[Listed records — start]

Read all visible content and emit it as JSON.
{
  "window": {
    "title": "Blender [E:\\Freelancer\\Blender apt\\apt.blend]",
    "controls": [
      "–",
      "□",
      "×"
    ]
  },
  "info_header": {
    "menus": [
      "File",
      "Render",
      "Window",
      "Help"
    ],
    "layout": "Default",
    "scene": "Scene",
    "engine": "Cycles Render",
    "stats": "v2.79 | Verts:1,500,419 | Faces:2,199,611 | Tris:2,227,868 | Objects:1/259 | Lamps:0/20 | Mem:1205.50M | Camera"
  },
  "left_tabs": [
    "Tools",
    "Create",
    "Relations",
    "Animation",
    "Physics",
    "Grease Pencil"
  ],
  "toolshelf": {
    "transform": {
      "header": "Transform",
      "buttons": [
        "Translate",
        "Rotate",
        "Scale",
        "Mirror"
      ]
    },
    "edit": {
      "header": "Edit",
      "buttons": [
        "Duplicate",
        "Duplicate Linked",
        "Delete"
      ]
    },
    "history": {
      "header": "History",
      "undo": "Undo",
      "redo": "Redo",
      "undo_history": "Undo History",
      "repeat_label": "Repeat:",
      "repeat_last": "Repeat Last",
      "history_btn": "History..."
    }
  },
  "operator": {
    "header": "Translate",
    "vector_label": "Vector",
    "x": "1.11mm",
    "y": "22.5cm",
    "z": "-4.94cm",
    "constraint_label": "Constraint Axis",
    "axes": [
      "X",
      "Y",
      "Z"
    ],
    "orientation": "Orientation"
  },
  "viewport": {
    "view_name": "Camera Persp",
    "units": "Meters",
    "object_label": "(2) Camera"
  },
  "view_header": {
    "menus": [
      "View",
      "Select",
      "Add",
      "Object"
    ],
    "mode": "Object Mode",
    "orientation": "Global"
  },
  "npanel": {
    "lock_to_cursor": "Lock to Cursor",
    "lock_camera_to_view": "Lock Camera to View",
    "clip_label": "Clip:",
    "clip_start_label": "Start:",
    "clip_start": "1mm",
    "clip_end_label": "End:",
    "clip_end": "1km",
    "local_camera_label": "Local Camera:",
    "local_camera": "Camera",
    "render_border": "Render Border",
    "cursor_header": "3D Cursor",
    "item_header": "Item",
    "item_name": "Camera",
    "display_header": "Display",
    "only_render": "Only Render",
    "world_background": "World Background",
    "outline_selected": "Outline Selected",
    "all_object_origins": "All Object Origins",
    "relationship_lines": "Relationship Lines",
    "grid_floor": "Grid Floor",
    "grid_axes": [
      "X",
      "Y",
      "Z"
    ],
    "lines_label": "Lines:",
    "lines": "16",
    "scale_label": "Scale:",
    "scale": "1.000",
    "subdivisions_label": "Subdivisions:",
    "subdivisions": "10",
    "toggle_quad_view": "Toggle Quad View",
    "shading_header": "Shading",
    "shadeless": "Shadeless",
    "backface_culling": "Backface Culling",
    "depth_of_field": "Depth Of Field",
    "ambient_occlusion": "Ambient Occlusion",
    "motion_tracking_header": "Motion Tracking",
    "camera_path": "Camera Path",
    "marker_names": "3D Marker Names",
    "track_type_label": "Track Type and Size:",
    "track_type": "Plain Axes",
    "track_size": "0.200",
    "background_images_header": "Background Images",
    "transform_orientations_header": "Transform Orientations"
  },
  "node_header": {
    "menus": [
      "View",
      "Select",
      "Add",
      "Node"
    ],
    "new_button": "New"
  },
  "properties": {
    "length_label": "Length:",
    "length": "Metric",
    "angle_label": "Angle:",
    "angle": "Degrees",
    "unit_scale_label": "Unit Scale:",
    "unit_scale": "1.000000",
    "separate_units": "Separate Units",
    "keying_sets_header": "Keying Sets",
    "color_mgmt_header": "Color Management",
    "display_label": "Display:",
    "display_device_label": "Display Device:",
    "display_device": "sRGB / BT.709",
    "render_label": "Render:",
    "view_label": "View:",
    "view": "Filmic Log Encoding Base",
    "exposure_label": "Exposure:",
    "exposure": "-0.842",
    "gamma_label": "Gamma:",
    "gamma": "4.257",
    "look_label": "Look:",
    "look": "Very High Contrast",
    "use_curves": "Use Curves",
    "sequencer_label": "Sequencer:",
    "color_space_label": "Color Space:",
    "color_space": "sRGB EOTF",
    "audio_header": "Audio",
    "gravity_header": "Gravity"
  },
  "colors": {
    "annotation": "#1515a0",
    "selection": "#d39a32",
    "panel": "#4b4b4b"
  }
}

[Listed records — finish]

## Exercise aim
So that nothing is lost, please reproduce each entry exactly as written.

## Answer to this task
Read all visible content and emit it as JSON.
{
  "window": {
    "title": "Blender [E:\\Freelancer\\Blender apt\\apt.blend]",
    "controls": [
      "–",
      "□",
      "×"
    ]
  },
  "info_header": {
    "menus": [
      "File",
      "Render",
      "Window",
      "Help"
    ],
    "layout": "Default",
    "scene": "Scene",
    "engine": "Cycles Render",
    "stats": "v2.79 | Verts:1,500,419 | Faces:2,199,611 | Tris:2,227,868 | Objects:1/259 | Lamps:0/20 | Mem:1205.50M | Camera"
  },
  "left_tabs": [
    "Tools",
    "Create",
    "Relations",
    "Animation",
    "Physics",
    "Grease Pencil"
  ],
  "toolshelf": {
    "transform": {
      "header": "Transform",
      "buttons": [
        "Translate",
        "Rotate",
        "Scale",
        "Mirror"
      ]
    },
    "edit": {
      "header": "Edit",
      "buttons": [
        "Duplicate",
        "Duplicate Linked",
        "Delete"
      ]
    },
    "history": {
      "header": "History",
      "undo": "Undo",
      "redo": "Redo",
      "undo_history": "Undo History",
      "repeat_label": "Repeat:",
      "repeat_last": "Repeat Last",
      "history_btn": "History..."
    }
  },
  "operator": {
    "header": "Translate",
    "vector_label": "Vector",
    "x": "1.11mm",
    "y": "22.5cm",
    "z": "-4.94cm",
    "constraint_label": "Constraint Axis",
    "axes": [
      "X",
      "Y",
      "Z"
    ],
    "orientation": "Orientation"
  },
  "viewport": {
    "view_name": "Camera Persp",
    "units": "Meters",
    "object_label": "(2) Camera"
  },
  "view_header": {
    "menus": [
      "View",
      "Select",
      "Add",
      "Object"
    ],
    "mode": "Object Mode",
    "orientation": "Global"
  },
  "npanel": {
    "lock_to_cursor": "Lock to Cursor",
    "lock_camera_to_view": "Lock Camera to View",
    "clip_label": "Clip:",
    "clip_start_label": "Start:",
    "clip_start": "1mm",
    "clip_end_label": "End:",
    "clip_end": "1km",
    "local_camera_label": "Local Camera:",
    "local_camera": "Camera",
    "render_border": "Render Border",
    "cursor_header": "3D Cursor",
    "item_header": "Item",
    "item_name": "Camera",
    "display_header": "Display",
    "only_render": "Only Render",
    "world_background": "World Background",
    "outline_selected": "Outline Selected",
    "all_object_origins": "All Object Origins",
    "relationship_lines": "Relationship Lines",
    "grid_floor": "Grid Floor",
    "grid_axes": [
      "X",
      "Y",
      "Z"
    ],
    "lines_label": "Lines:",
    "lines": "16",
    "scale_label": "Scale:",
    "scale": "1.000",
    "subdivisions_label": "Subdivisions:",
    "subdivisions": "10",
    "toggle_quad_view": "Toggle Quad View",
    "shading_header": "Shading",
    "shadeless": "Shadeless",
    "backface_culling": "Backface Culling",
    "depth_of_field": "Depth Of Field",
    "ambient_occlusion": "Ambient Occlusion",
    "motion_tracking_header": "Motion Tracking",
    "camera_path": "Camera Path",
    "marker_names": "3D Marker Names",
    "track_type_label": "Track Type and Size:",
    "track_type": "Plain Axes",
    "track_size": "0.200",
    "background_images_header": "Background Images",
    "transform_orientations_header": "Transform Orientations"
  },
  "node_header": {
    "menus": [
      "View",
      "Select",
      "Add",
      "Node"
    ],
    "new_button": "New"
  },
  "properties": {
    "length_label": "Length:",
    "length": "Metric",
    "angle_label": "Angle:",
    "angle": "Degrees",
    "unit_scale_label": "Unit Scale:",
    "unit_scale": "1.000000",
    "separate_units": "Separate Units",
    "keying_sets_header": "Keying Sets",
    "color_mgmt_header": "Color Management",
    "display_label": "Display:",
    "display_device_label": "Display Device:",
    "display_device": "sRGB / BT.709",
    "render_label": "Render:",
    "view_label": "View:",
    "view": "Filmic Log Encoding Base",
    "exposure_label": "Exposure:",
    "exposure": "-0.842",
    "gamma_label": "Gamma:",
    "gamma": "4.257",
    "look_label": "Look:",
    "look": "Very High Contrast",
    "use_curves": "Use Curves",
    "sequencer_label": "Sequencer:",
    "color_space_label": "Color Space:",
    "color_space": "sRGB EOTF",
    "audio_header": "Audio",
    "gravity_header": "Gravity"
  },
  "colors": {
    "annotation": "#1515a0",
    "selection": "#d39a32",
    "panel": "#4b4b4b"
  }
}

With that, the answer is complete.